What needs to be done
Counting only lines that contain the word "data", state the total for the listing below and nothing else.

Records shown
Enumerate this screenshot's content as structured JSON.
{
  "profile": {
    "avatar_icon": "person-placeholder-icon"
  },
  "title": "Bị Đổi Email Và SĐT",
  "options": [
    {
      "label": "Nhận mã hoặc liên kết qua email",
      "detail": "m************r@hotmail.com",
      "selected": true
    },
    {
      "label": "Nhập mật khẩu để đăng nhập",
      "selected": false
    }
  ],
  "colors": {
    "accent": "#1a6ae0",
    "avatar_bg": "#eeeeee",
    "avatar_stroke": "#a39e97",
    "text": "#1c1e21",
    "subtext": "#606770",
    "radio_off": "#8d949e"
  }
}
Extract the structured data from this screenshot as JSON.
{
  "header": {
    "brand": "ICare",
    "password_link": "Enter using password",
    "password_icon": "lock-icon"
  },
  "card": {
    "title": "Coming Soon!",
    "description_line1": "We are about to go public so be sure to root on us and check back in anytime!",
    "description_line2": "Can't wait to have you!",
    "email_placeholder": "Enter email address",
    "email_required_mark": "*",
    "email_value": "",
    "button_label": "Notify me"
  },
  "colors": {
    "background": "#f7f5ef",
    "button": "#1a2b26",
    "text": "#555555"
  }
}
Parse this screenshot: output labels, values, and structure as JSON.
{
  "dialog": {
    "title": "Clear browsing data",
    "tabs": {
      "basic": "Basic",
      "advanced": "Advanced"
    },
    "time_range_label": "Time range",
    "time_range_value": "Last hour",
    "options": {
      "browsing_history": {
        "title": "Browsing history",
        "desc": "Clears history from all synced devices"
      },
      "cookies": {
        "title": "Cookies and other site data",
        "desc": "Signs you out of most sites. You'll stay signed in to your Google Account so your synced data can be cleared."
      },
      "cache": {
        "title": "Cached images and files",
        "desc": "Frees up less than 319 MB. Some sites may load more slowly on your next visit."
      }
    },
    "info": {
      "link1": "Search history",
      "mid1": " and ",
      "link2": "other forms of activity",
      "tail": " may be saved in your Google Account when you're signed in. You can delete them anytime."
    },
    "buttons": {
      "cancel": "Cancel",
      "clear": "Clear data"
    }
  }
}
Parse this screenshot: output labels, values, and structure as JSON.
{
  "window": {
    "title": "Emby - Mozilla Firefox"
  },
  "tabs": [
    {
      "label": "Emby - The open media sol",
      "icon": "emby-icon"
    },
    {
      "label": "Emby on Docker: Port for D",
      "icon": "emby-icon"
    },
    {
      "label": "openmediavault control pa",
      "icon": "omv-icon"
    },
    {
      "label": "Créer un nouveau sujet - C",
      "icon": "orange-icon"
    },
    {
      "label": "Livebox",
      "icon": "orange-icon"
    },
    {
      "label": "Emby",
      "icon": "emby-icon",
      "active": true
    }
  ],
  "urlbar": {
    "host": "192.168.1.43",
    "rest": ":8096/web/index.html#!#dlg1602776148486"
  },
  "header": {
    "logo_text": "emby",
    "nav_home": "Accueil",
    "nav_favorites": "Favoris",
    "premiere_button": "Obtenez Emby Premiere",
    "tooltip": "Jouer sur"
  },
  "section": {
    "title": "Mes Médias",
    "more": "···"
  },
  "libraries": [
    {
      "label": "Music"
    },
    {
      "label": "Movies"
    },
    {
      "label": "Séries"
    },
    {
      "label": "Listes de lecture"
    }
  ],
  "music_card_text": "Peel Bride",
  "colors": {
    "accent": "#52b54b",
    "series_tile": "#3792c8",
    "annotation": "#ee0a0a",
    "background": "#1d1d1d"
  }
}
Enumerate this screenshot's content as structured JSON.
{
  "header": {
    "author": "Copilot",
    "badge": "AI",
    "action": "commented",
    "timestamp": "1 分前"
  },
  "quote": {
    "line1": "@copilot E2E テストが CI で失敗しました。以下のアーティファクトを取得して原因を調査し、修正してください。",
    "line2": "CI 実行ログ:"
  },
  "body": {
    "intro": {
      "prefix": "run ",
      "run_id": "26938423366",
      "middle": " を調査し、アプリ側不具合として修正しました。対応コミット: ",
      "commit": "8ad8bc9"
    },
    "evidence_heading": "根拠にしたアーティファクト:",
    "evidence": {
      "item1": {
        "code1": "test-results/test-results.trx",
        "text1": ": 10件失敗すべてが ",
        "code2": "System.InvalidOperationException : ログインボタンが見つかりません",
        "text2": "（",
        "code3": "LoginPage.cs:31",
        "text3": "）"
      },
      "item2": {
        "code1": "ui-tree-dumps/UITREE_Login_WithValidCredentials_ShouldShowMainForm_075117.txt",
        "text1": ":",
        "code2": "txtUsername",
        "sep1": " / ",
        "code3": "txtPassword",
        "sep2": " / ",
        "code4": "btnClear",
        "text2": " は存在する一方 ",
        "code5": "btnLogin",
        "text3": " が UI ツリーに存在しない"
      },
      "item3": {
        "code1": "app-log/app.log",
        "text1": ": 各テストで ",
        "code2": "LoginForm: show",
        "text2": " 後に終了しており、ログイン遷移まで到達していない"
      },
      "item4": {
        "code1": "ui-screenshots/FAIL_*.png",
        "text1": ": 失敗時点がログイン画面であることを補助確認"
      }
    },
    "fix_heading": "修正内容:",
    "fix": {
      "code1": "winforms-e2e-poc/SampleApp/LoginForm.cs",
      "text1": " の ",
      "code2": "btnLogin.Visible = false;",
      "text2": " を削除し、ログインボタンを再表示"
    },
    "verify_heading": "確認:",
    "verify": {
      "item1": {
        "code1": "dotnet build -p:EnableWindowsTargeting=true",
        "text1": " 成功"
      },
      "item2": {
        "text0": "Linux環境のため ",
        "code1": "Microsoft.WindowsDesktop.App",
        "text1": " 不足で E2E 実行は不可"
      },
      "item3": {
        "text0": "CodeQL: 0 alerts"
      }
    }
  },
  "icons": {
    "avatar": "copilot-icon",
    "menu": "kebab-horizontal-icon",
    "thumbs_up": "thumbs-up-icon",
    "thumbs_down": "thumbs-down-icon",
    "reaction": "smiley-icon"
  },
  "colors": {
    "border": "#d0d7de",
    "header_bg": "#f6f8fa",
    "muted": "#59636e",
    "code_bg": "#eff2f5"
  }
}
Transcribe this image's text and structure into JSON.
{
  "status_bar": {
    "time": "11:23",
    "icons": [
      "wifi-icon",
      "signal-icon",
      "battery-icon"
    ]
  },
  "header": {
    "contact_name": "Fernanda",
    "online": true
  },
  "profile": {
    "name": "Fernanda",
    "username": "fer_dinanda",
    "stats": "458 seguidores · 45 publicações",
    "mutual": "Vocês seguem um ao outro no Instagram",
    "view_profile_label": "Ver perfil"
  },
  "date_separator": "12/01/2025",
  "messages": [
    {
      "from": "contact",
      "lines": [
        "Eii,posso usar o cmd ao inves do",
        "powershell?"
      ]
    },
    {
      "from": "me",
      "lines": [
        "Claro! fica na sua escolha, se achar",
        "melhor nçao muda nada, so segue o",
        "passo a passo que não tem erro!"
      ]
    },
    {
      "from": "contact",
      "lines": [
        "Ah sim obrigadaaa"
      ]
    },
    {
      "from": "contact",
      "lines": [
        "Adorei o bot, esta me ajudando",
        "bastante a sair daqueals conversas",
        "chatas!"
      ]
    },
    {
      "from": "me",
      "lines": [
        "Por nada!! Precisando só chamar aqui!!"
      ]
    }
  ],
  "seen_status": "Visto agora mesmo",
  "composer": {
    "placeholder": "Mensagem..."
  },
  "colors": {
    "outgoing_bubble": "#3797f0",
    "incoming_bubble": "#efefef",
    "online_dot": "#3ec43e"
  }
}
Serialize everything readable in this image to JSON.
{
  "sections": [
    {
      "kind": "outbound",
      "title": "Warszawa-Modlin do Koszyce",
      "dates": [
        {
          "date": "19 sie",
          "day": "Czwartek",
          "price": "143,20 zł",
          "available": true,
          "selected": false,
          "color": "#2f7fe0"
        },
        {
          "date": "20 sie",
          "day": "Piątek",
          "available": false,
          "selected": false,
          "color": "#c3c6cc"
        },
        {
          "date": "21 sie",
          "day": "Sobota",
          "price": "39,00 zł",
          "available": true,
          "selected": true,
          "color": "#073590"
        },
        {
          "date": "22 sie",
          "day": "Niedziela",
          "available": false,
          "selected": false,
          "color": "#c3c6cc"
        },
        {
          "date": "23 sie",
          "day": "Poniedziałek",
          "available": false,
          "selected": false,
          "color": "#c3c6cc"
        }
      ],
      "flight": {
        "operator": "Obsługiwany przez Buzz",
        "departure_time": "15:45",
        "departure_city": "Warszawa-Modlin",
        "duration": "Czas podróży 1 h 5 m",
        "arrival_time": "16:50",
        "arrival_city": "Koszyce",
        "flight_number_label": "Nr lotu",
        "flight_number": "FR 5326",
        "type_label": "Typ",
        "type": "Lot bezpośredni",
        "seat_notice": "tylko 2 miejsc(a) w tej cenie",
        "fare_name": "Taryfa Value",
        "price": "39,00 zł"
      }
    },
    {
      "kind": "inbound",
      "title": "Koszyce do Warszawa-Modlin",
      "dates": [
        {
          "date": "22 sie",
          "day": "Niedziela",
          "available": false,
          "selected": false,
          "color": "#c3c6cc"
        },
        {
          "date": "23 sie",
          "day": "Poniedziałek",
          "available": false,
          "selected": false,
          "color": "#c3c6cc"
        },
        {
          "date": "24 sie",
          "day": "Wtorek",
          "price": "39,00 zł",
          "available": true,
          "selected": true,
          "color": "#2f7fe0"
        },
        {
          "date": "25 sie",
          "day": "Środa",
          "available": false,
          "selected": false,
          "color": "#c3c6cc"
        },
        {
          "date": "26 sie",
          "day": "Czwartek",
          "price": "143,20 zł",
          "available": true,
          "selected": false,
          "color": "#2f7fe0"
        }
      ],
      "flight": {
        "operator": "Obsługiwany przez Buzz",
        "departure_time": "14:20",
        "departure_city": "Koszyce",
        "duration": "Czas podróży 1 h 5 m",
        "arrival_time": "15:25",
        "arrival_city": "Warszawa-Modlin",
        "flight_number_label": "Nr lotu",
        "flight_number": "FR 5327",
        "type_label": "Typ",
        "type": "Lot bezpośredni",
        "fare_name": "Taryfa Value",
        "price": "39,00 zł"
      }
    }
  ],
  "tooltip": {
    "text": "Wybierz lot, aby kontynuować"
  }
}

Written response
5